In the UK, The Independent Commission on Banking’s review of the GFC identified the failure of the financial system to weather a major CRE market downturn in 2007 as a major cause of the subsequent stress on that system. Although this review failed to address CRE lending in its proposed reforms, the Bank of England (BoE) was alive to the issues, as was the industry.
During 2013 and 2014, a “Cross-Industry RE Finance Group” produced “A Vision for Real Estate Finance in the UK”. One of the major aspects of this vision was the need to reform the valuation process of CRE assets for secured lending purposes. Crosby and Hughes (2011) had already published work on bank lending valuations and illustrated how a different cash-flow modelling approach to valuation would have identified the impending downturn in CRE prices in 2005, two years earlier than the eventual crash.
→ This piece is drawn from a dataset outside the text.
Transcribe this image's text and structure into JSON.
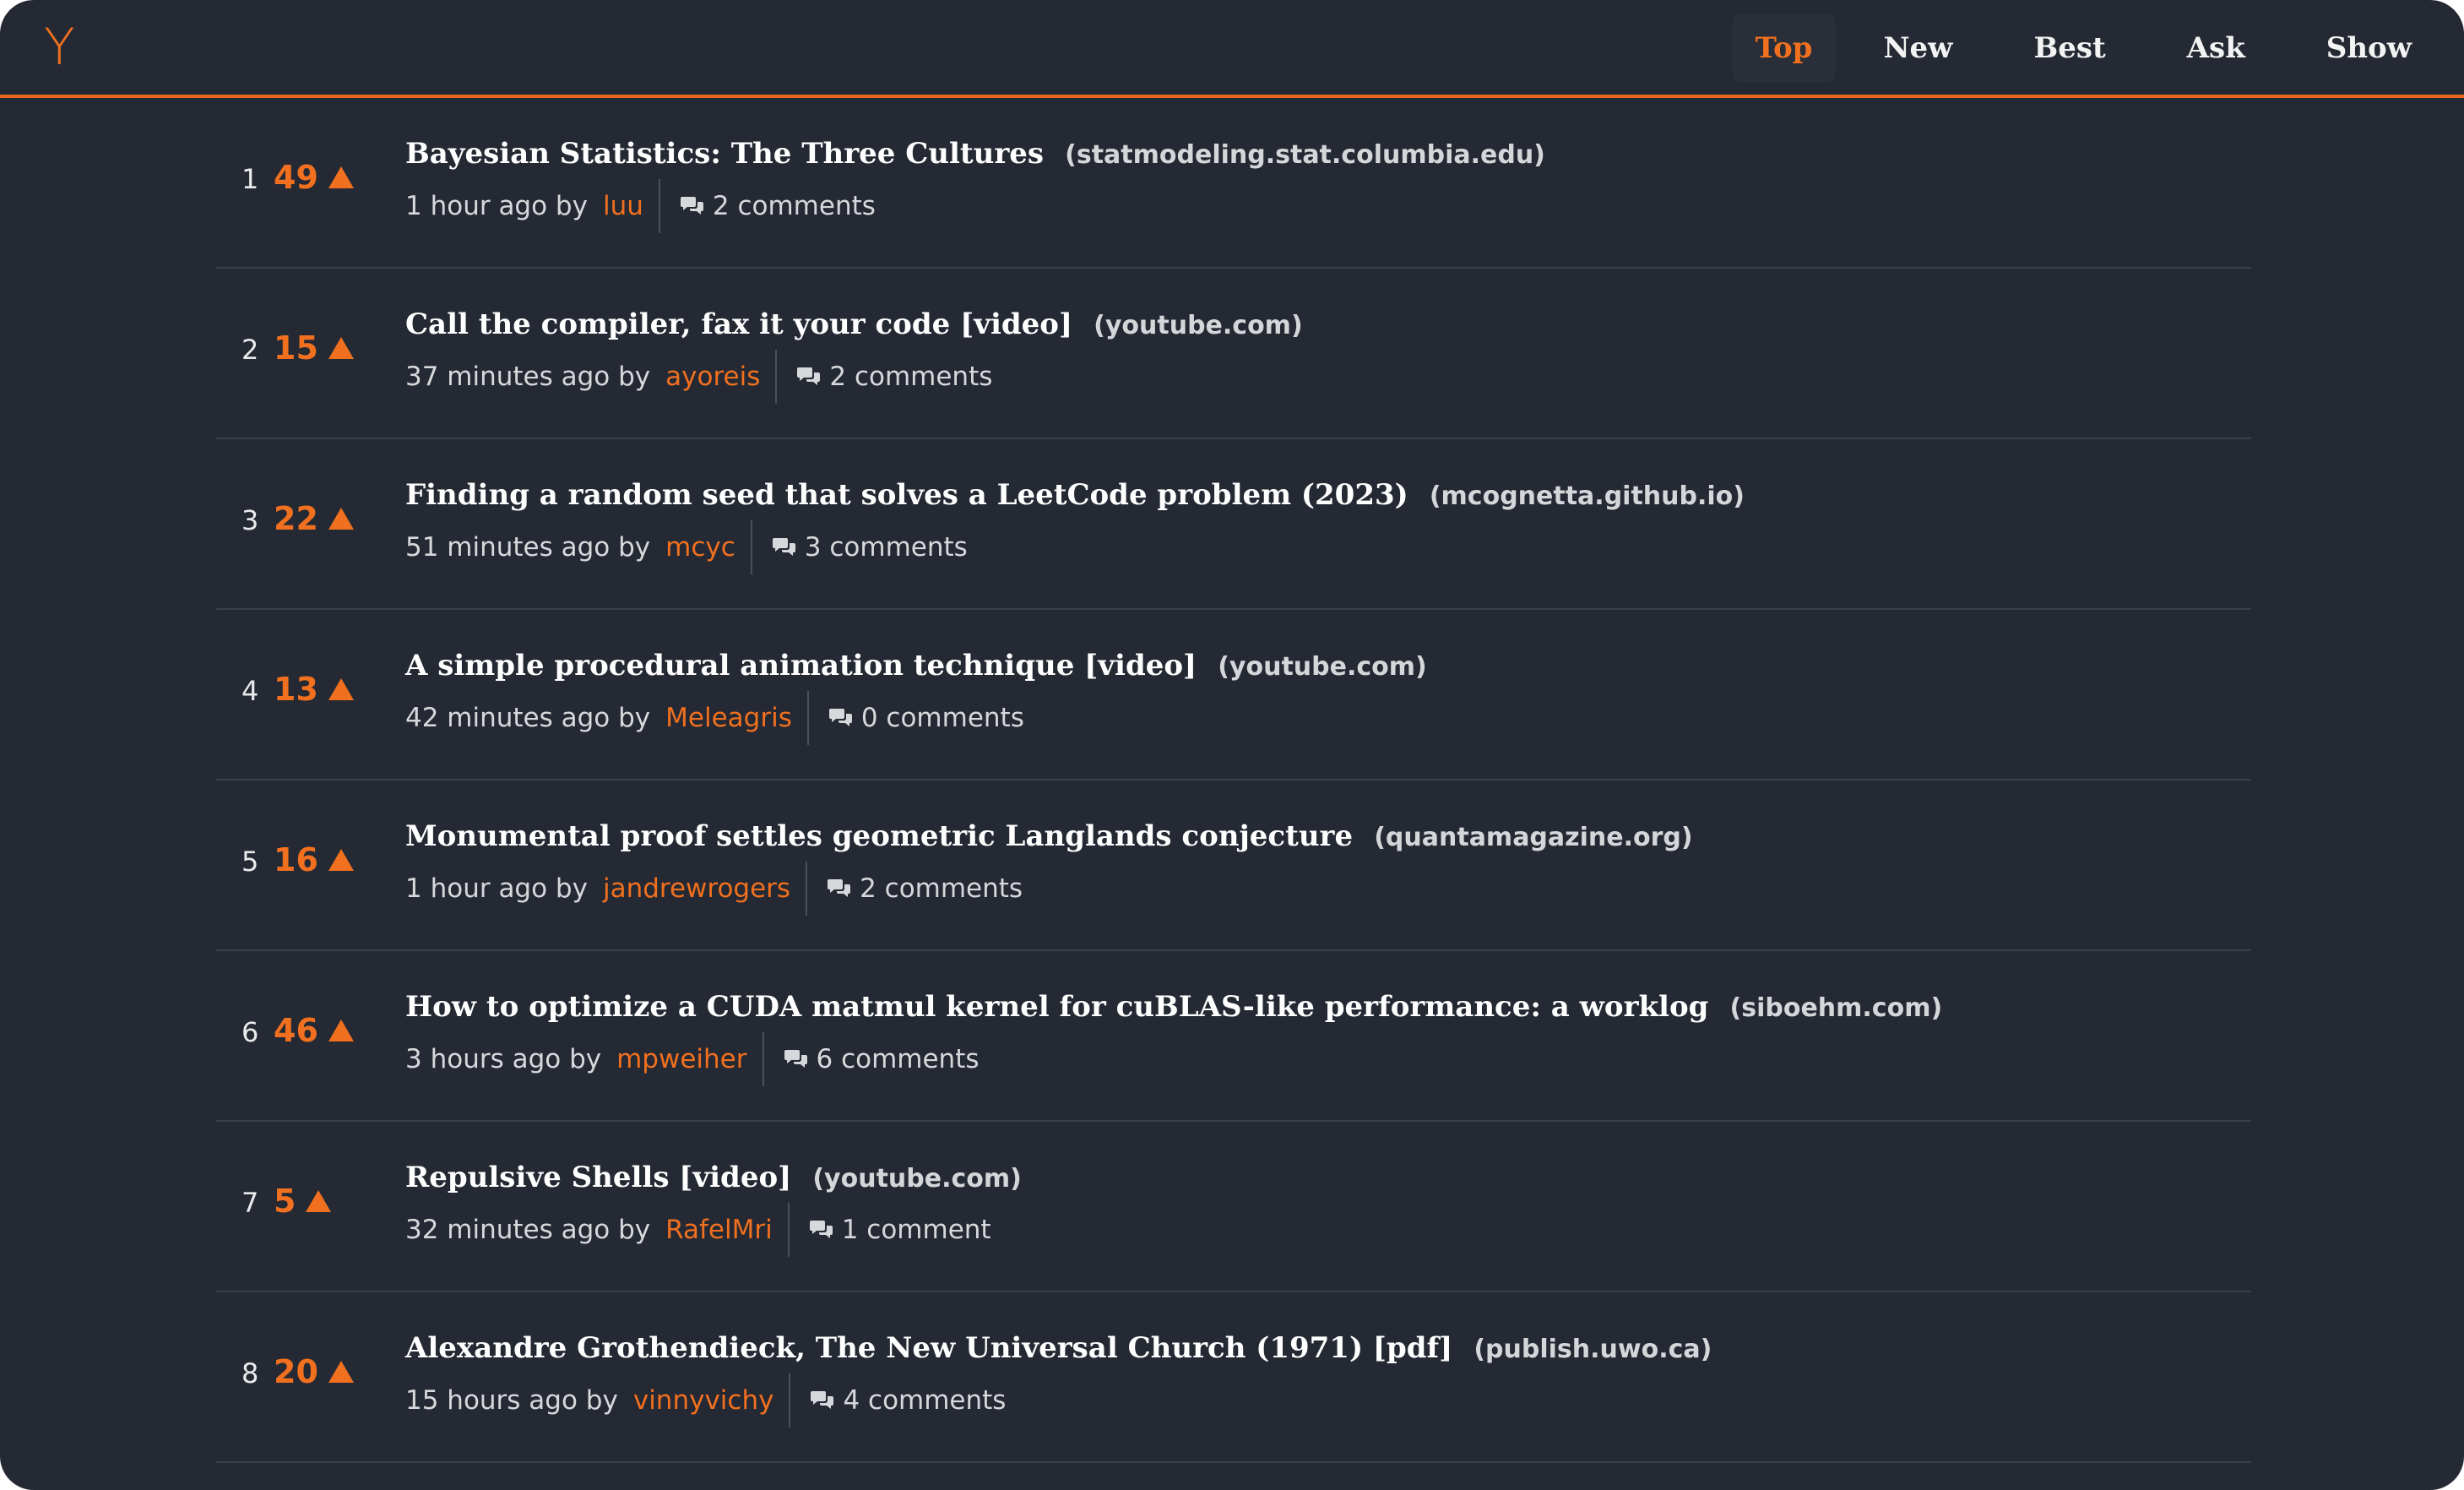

Normally, bank lending valuation does not attempt to do anything more than identify or verify the current correct exchange price and this valuation figure does not provide any further advice concerning the ability of the asset to act as security for the whole period of the loan.
Crosby and Hughes (2011) informed the final vision report in 2014. From 2014 to the present and Professor Crosby played a leading role in shaping the approach of both industry and Government to subsequent reform of the bank lending valuation process. Firstly, following on from the Vision Report, he acted as a lead author of the 2017 industry report developing different forms of valuation modelling and back-testing those models to see if they identified the downturn. The back-testing extended to previous CRE market downturns and crucial findings included the nature of different downturns, which explained why certain models picked up some elements of the downturns, but not all.
Secondly, he acted as consultant to the BoE and helped develop its modelling of CRE markets and the model’s use in stress testing the UK financial system. This work is cited in its Financial Stability Reports and has been discussed with the International Monetary Fund, which is developing its own responses to global CRE financial stability issues.
Thirdly, in 2019-2020, Professor Crosby and Dr Devaney, in collaboration with Cambridge University, undertook further BoE-supported and industry-funded research developing the long-term valuation and market analysis modelling of the UK market. In 2020, the BoE stated that it intends to use the more sophisticated modelling recommended in that report in its stress testing and financial stability modelling of CRE lending markets.
Finally, Reading has been instrumental in guiding the valuers’ response to the development of long-term valuation approaches. Professor Crosby was lead author of the Royal Institution of Chartered Surveyors (RICS) professional guidance on bank lending valuations for the UK and Europe. He has since taken on lead authorship of advice in 2021 to the EU on their potential adoption within their Credit Requirements Regulations of a new definition of prudent valuation, included in the Bank for International Settlements’ Basel III accord. This advice was steered by the three major global and European valuation standard setters (the International Valuation Standards Council, The European Group of Valuers’ Associations and the Royal Institution of Chartered Surveyors), with the aim of providing a conceptual and practical framework for any adoption of long-term valuation approaches across Europe.